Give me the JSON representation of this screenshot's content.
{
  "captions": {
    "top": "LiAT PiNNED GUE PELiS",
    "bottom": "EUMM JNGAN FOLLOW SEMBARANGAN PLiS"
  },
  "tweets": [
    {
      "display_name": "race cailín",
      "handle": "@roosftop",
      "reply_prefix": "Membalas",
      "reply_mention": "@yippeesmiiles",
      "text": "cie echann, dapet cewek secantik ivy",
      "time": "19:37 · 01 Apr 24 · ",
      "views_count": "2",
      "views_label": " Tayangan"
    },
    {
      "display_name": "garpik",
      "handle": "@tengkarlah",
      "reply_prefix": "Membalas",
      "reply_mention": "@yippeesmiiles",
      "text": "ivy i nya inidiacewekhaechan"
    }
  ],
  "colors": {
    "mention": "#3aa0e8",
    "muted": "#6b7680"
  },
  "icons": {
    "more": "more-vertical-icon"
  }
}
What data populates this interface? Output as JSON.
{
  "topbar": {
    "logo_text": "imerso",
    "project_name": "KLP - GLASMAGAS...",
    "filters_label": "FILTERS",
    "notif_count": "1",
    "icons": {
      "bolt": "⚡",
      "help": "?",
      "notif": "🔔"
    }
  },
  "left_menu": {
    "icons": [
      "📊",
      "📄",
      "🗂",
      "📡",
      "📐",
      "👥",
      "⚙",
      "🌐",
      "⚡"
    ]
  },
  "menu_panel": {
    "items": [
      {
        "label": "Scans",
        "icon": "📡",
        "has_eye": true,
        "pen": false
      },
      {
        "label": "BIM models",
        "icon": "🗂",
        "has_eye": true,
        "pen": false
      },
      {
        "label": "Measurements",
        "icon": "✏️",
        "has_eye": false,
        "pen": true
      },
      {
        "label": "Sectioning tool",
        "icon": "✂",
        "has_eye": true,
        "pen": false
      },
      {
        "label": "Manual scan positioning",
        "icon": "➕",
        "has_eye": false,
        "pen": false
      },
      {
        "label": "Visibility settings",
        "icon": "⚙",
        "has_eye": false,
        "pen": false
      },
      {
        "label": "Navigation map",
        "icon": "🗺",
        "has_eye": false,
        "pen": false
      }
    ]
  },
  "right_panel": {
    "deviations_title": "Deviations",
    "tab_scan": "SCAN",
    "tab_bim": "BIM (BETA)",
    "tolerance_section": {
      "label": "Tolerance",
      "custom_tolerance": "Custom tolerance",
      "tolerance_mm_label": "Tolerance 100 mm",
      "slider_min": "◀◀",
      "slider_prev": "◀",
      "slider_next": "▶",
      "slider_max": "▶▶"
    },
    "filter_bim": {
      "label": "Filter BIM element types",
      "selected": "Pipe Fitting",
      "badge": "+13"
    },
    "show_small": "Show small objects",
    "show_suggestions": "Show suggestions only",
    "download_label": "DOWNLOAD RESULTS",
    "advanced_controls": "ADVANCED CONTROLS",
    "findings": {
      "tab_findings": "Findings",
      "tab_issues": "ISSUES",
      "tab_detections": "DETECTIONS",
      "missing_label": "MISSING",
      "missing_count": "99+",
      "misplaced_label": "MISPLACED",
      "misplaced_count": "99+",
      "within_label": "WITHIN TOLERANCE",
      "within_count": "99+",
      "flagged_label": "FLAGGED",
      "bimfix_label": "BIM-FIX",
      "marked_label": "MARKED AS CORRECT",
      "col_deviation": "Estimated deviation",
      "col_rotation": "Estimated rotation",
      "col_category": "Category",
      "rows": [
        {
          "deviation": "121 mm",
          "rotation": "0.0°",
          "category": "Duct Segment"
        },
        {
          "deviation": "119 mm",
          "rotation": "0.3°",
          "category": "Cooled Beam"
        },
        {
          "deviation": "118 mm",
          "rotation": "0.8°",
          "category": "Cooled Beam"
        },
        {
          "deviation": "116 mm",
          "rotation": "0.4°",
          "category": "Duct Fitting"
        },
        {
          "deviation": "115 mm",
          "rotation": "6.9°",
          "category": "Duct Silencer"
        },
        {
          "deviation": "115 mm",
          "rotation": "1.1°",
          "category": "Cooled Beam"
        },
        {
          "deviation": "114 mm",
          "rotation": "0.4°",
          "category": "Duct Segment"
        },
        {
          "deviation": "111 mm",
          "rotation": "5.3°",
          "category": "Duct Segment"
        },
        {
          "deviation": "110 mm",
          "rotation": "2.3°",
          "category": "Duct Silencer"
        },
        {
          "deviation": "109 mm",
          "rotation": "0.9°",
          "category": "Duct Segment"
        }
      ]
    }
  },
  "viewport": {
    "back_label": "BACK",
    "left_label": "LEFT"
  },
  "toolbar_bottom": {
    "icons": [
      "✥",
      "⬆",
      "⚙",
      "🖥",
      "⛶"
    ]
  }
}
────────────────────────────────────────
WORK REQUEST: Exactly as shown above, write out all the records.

PROBLEM SOLUTION:
Give me the JSON representation of this screenshot's content.
{
  "captions": {
    "top": "LiAT PiNNED GUE PELiS",
    "bottom": "EUMM JNGAN FOLLOW SEMBARANGAN PLiS"
  },
  "tweets": [
    {
      "display_name": "race cailín",
      "handle": "@roosftop",
      "reply_prefix": "Membalas",
      "reply_mention": "@yippeesmiiles",
      "text": "cie echann, dapet cewek secantik ivy",
      "time": "19:37 · 01 Apr 24 · ",
      "views_count": "2",
      "views_label": " Tayangan"
    },
    {
      "display_name": "garpik",
      "handle": "@tengkarlah",
      "reply_prefix": "Membalas",
      "reply_mention": "@yippeesmiiles",
      "text": "ivy i nya inidiacewekhaechan"
    }
  ],
  "colors": {
    "mention": "#3aa0e8",
    "muted": "#6b7680"
  },
  "icons": {
    "more": "more-vertical-icon"
  }
}
What data populates this interface? Output as JSON.
{
  "topbar": {
    "logo_text": "imerso",
    "project_name": "KLP - GLASMAGAS...",
    "filters_label": "FILTERS",
    "notif_count": "1",
    "icons": {
      "bolt": "⚡",
      "help": "?",
      "notif": "🔔"
    }
  },
  "left_menu": {
    "icons": [
      "📊",
      "📄",
      "🗂",
      "📡",
      "📐",
      "👥",
      "⚙",
      "🌐",
      "⚡"
    ]
  },
  "menu_panel": {
    "items": [
      {
        "label": "Scans",
        "icon": "📡",
        "has_eye": true,
        "pen": false
      },
      {
        "label": "BIM models",
        "icon": "🗂",
        "has_eye": true,
        "pen": false
      },
      {
        "label": "Measurements",
        "icon": "✏️",
        "has_eye": false,
        "pen": true
      },
      {
        "label": "Sectioning tool",
        "icon": "✂",
        "has_eye": true,
        "pen": false
      },
      {
        "label": "Manual scan positioning",
        "icon": "➕",
        "has_eye": false,
        "pen": false
      },
      {
        "label": "Visibility settings",
        "icon": "⚙",
        "has_eye": false,
        "pen": false
      },
      {
        "label": "Navigation map",
        "icon": "🗺",
        "has_eye": false,
        "pen": false
      }
    ]
  },
  "right_panel": {
    "deviations_title": "Deviations",
    "tab_scan": "SCAN",
    "tab_bim": "BIM (BETA)",
    "tolerance_section": {
      "label": "Tolerance",
      "custom_tolerance": "Custom tolerance",
      "tolerance_mm_label": "Tolerance 100 mm",
      "slider_min": "◀◀",
      "slider_prev": "◀",
      "slider_next": "▶",
      "slider_max": "▶▶"
    },
    "filter_bim": {
      "label": "Filter BIM element types",
      "selected": "Pipe Fitting",
      "badge": "+13"
    },
    "show_small": "Show small objects",
    "show_suggestions": "Show suggestions only",
    "download_label": "DOWNLOAD RESULTS",
    "advanced_controls": "ADVANCED CONTROLS",
    "findings": {
      "tab_findings": "Findings",
      "tab_issues": "ISSUES",
      "tab_detections": "DETECTIONS",
      "missing_label": "MISSING",
      "missing_count": "99+",
      "misplaced_label": "MISPLACED",
      "misplaced_count": "99+",
      "within_label": "WITHIN TOLERANCE",
      "within_count": "99+",
      "flagged_label": "FLAGGED",
      "bimfix_label": "BIM-FIX",
      "marked_label": "MARKED AS CORRECT",
      "col_deviation": "Estimated deviation",
      "col_rotation": "Estimated rotation",
      "col_category": "Category",
      "rows": [
        {
          "deviation": "121 mm",
          "rotation": "0.0°",
          "category": "Duct Segment"
        },
        {
          "deviation": "119 mm",
          "rotation": "0.3°",
          "category": "Cooled Beam"
        },
        {
          "deviation": "118 mm",
          "rotation": "0.8°",
          "category": "Cooled Beam"
        },
        {
          "deviation": "116 mm",
          "rotation": "0.4°",
          "category": "Duct Fitting"
        },
        {
          "deviation": "115 mm",
          "rotation": "6.9°",
          "category": "Duct Silencer"
        },
        {
          "deviation": "115 mm",
          "rotation": "1.1°",
          "category": "Cooled Beam"
        },
        {
          "deviation": "114 mm",
          "rotation": "0.4°",
          "category": "Duct Segment"
        },
        {
          "deviation": "111 mm",
          "rotation": "5.3°",
          "category": "Duct Segment"
        },
        {
          "deviation": "110 mm",
          "rotation": "2.3°",
          "category": "Duct Silencer"
        },
        {
          "deviation": "109 mm",
          "rotation": "0.9°",
          "category": "Duct Segment"
        }
      ]
    }
  },
  "viewport": {
    "back_label": "BACK",
    "left_label": "LEFT"
  },
  "toolbar_bottom": {
    "icons": [
      "✥",
      "⬆",
      "⚙",
      "🖥",
      "⛶"
    ]
  }
}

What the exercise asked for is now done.